The recent decision in Fung Wing Yee (a minor) v. Chen Jung
Chien demonstrates how the Court applies the new rules on
sanctioned offer and awards enhanced costs and interests to the
Plaintiff, who had done better at trial than her sanctioned offer
to the Defendant.
The case arises from a traffic accident in which the minor
Plaintiff sustained serious injuries. Liability was admitted and
damages was assessed at HK$2,216,396.85 by the Court.
After Judgment was handed down, the Plaintiff applied for a
variation of the costs order nisi in two-fold:
costs to be taxed on common fund basis, on the basis that the
Plaintiff was a minor; and
enhanced costs and interests under Order 22 rule 24, on the
basis that the Plaintiff had done better than her sanctioned offer
of HK$1.9 million (excluding interests) plus costs, which was made
more than a month before the assessment hearing and was met with no
response from the Defendant.
The Court refused the first limb of the application, as it found
no special or unusual feature of the case nor any doubt as to the
adequacy of the damages awarded that would warrant costs to be
taxed on a common fund basis. The fact that the Plaintiff was a
minor suing by her next friend did not per se justify the
exercise of the Court's discretion to order common fund
On the application for enhanced costs and interest, the
Defendant objected to the same on the grounds that it would be
unjust, stating that there was delay in responding to the
sanctioned offer as they had to take instructions from both the MIB
and the provisional liquidators of Anglo-Starlight (the original
insurer). It also argued that certain documents such as the
supplemental witness statement and supplemental list of documents
of the plaintiff were only disclosed after the sanctioned offer was
made. Thirdly, to make the orders sought would deplete the MIB
fund, which would not be in public interest.
The Court rejected all three arguments by the Defendant, as it
considered that the Defendant was open to accept the sanctioned
offer even after the stipulated period, and the subsequent, lower
sanctioned offer made by the Defendant for HK$1.1 million showed
that they were not minded to accept the sanctioned offer of the
Plaintiff all along. Secondly, the documents served after the
Plaintiff's sanctioned offer did not affect the decision making

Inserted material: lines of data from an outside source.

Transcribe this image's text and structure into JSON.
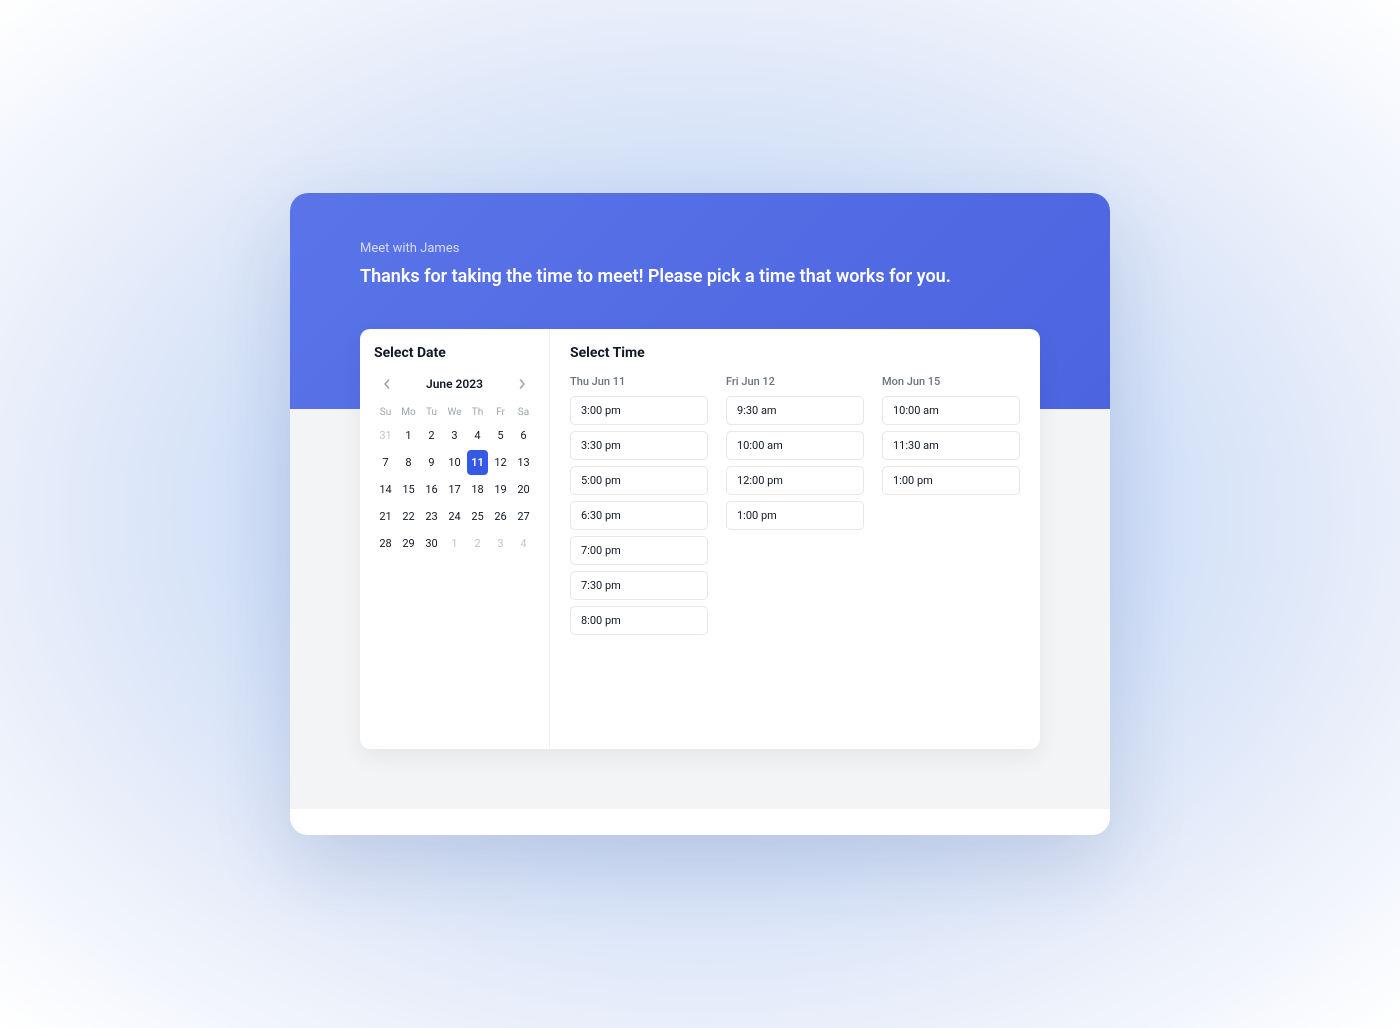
{
  "banner": {
    "subtitle": "Meet with James",
    "title": "Thanks for taking the time to meet! Please pick a time that works for you."
  },
  "date_panel": {
    "title": "Select Date",
    "month_label": "June 2023",
    "dow": [
      "Su",
      "Mo",
      "Tu",
      "We",
      "Th",
      "Fr",
      "Sa"
    ],
    "weeks": [
      [
        {
          "n": "31",
          "muted": true
        },
        {
          "n": "1"
        },
        {
          "n": "2"
        },
        {
          "n": "3"
        },
        {
          "n": "4"
        },
        {
          "n": "5"
        },
        {
          "n": "6"
        }
      ],
      [
        {
          "n": "7"
        },
        {
          "n": "8"
        },
        {
          "n": "9"
        },
        {
          "n": "10"
        },
        {
          "n": "11",
          "selected": true
        },
        {
          "n": "12"
        },
        {
          "n": "13"
        }
      ],
      [
        {
          "n": "14"
        },
        {
          "n": "15"
        },
        {
          "n": "16"
        },
        {
          "n": "17"
        },
        {
          "n": "18"
        },
        {
          "n": "19"
        },
        {
          "n": "20"
        }
      ],
      [
        {
          "n": "21"
        },
        {
          "n": "22"
        },
        {
          "n": "23"
        },
        {
          "n": "24"
        },
        {
          "n": "25"
        },
        {
          "n": "26"
        },
        {
          "n": "27"
        }
      ],
      [
        {
          "n": "28"
        },
        {
          "n": "29"
        },
        {
          "n": "30"
        },
        {
          "n": "1",
          "muted": true
        },
        {
          "n": "2",
          "muted": true
        },
        {
          "n": "3",
          "muted": true
        },
        {
          "n": "4",
          "muted": true
        }
      ]
    ]
  },
  "time_panel": {
    "title": "Select Time",
    "columns": [
      {
        "header": "Thu Jun 11",
        "slots": [
          "3:00 pm",
          "3:30 pm",
          "5:00 pm",
          "6:30 pm",
          "7:00 pm",
          "7:30 pm",
          "8:00 pm"
        ]
      },
      {
        "header": "Fri Jun 12",
        "slots": [
          "9:30 am",
          "10:00 am",
          "12:00 pm",
          "1:00 pm"
        ]
      },
      {
        "header": "Mon Jun 15",
        "slots": [
          "10:00 am",
          "11:30 am",
          "1:00 pm"
        ]
      }
    ]
  }
}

process of the Defendant. Thirdly, there was no rule to suggest
that where MIB is involved as a party, different rules should
The Court therefore varied the cost order nisi and awarded
interest at 2% above the judgment rate for all special damages and
PSLA from the last date of acceptance of the sanctioned offer
without leave of Court to the date of judgment. The Plaintiff's
costs incurred after the last date of acceptance are taxed on
indemnity basis, with interest on those costs at 2% above judgment
In addition, the Court held that had the Plaintiff applied for
the second limb only, it would have ordered enhanced costs
including indemnity basis to also apply to the costs of the
The case provides useful insight into what the Court would
regard as relevant considerations in deciding whether the award of
enhanced interest and costs on indemnity basis would be unjust to
the losing party.
Parties to a proceeding and insurers are reminded to consider
any sanctioned offers made by the other side carefully to avoid
Copyright 2010. JSM, Mayer Brown International LLP
and/or Mayer Brown LLP. All rights reserved. Mayer Brown is a
global legal services organization comprising legal practices that
are separate entities ("Mayer Brown Practices"). The
Mayer Brown Practices are: JSM, a Hong Kong partnership, and its
associated entities in Asia; Mayer Brown International LLP, a
limited liability partnership incorporated in England and Wales;
and Mayer Brown LLP, a limited liability partnership established in
the United States. The Mayer Brown Practices are known as Mayer
Brown JSM in Asia.
This article provides information and comments on legal
issues and developments of interest. The foregoing is not a
comprehensive treatment of the subject matter covered and is not
intended to provide legal advice. Readers should seek specific
legal advice before taking any action with respect to the matters
discussed herein. Please also read the JSM legal publications Disclaimer.
To print this article, all you need is to be registered on Mondaq.com.
Click to Login as an existing user or Register so you can print this article.
Contractors and principals should ensure they have appropriate insurance coverage instead of relying on indemnity clauses.
Some comments from our readers… “The articles are extremely timely and highly applicable” “I often find critical information not available elsewhere” “As in-house counsel, Mondaq’s service is of great value”
Register for Access and our Free Biweekly Alert for
This service is completely free. Access 250,000 archived articles from 100+ countries and get a personalised email twice a week covering developments (and yes, our lawyers like to think you’ve read our Disclaimer).